§ **EXERCISE GOAL**
Examine each line of the data, and copy the ones containing "Compression".

§ **DATA RECORDS**

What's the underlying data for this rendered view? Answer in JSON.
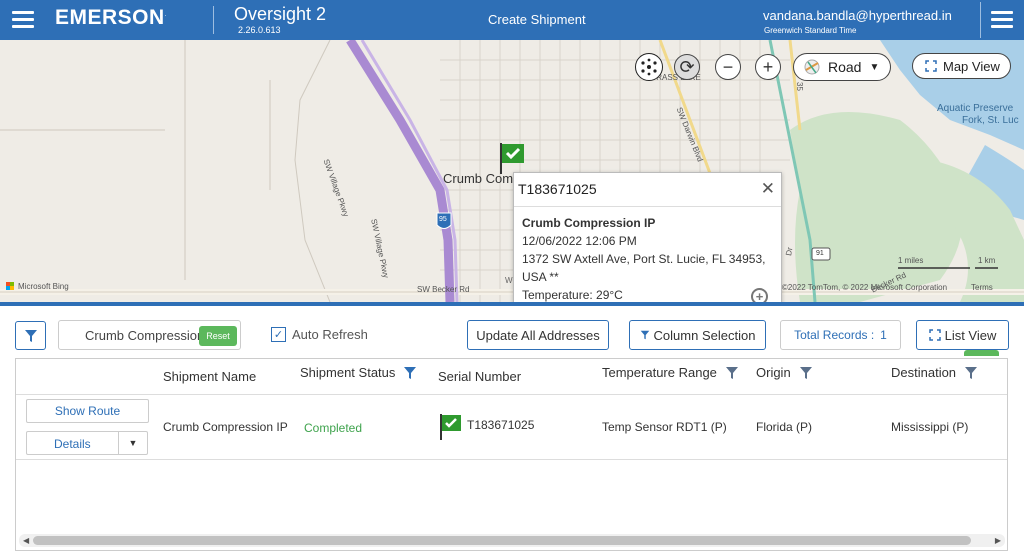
{
  "header": {
    "brand": "EMERSON",
    "brand_mark": ".",
    "app_name": "Oversight 2",
    "version": "2.26.0.613",
    "page_title": "Create Shipment",
    "user_email": "vandana.bandla@hyperthread.in",
    "timezone": "Greenwich Standard Time",
    "menu_icon": "hamburger-icon"
  },
  "map": {
    "labels": {
      "crumb": "Crumb Com",
      "woo": "WOO",
      "sw_village_1": "SW Village Pkwy",
      "sw_village_2": "SW Village Pkwy",
      "sw_becker": "SW Becker Rd",
      "becker_2": "Becker Rd",
      "darwin": "SW Darwin Blvd",
      "grass_lake": "GRASS LAKE",
      "aquatic": "Aquatic Preserve",
      "fork": "Fork, St. Luc",
      "route_95": "95",
      "route_91": "91",
      "scale_miles": "1 miles",
      "scale_km": "1 km",
      "copyright": "©2022 TomTom, © 2022 Microsoft Corporation",
      "terms": "Terms",
      "bing": "Microsoft Bing",
      "dr": "Dr",
      "num_35": "35"
    },
    "controls": {
      "road_label": "Road",
      "map_view_label": "Map View"
    },
    "popup": {
      "title": "T183671025",
      "name": "Crumb Compression IP",
      "datetime": "12/06/2022 12:06 PM",
      "address": "1372 SW Axtell Ave, Port St. Lucie, FL 34953, USA **",
      "temperature": "Temperature: 29°C"
    }
  },
  "toolbar": {
    "search_value": "Crumb Compression",
    "reset_label": "Reset",
    "auto_refresh_label": "Auto Refresh",
    "auto_refresh_checked": true,
    "update_label": "Update All Addresses",
    "column_selection_label": "Column Selection",
    "total_records_label": "Total Records :",
    "total_records_value": "1",
    "list_view_label": "List View"
  },
  "grid": {
    "columns": [
      "Shipment Name",
      "Shipment Status",
      "Serial Number",
      "Temperature Range",
      "Origin",
      "Destination"
    ],
    "rows": [
      {
        "show_route": "Show Route",
        "details": "Details",
        "shipment_name": "Crumb Compression IP",
        "status": "Completed",
        "serial": "T183671025",
        "temp_range": "Temp Sensor RDT1 (P)",
        "origin": "Florida (P)",
        "destination": "Mississippi (P)"
      }
    ]
  },
  "colors": {
    "primary": "#2e6fb6",
    "success": "#5cb85c",
    "status_completed": "#3fa34d",
    "flag": "#2f9a2f"
  }
}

§ **EXERCISE SOLUTION**
      "name": "Crumb Compression IP",
    "search_value": "Crumb Compression",
        "shipment_name": "Crumb Compression IP",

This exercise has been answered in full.